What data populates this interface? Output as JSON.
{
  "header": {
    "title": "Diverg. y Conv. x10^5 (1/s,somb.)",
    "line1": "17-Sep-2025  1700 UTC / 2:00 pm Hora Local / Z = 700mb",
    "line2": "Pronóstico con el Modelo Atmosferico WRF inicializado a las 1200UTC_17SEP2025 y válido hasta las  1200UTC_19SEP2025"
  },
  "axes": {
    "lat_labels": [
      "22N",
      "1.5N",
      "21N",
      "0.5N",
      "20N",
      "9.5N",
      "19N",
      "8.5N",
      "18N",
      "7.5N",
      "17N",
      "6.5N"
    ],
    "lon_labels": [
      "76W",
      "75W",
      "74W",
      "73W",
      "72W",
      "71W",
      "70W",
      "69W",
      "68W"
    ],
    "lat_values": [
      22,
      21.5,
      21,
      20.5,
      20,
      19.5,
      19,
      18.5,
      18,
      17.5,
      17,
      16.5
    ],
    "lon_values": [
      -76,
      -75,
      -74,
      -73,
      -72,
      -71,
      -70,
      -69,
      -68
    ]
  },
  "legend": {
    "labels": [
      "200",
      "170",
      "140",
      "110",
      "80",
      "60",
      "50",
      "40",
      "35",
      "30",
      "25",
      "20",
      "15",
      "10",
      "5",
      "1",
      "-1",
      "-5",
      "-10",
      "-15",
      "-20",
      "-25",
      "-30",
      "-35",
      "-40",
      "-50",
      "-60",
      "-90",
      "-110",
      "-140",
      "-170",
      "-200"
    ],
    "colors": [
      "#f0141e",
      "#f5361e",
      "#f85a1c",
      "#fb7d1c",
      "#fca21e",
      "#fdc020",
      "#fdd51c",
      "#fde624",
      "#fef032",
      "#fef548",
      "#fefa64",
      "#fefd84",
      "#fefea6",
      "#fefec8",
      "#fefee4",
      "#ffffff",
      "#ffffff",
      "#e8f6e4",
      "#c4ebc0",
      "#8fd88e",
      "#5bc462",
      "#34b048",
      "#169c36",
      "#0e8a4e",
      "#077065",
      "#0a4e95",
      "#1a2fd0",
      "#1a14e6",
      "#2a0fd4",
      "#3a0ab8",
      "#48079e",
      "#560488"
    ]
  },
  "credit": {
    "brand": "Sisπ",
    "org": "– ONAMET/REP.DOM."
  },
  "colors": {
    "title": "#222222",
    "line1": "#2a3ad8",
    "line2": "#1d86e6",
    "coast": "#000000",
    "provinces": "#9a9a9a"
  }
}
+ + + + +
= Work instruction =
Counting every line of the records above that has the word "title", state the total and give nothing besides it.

= Response area =
2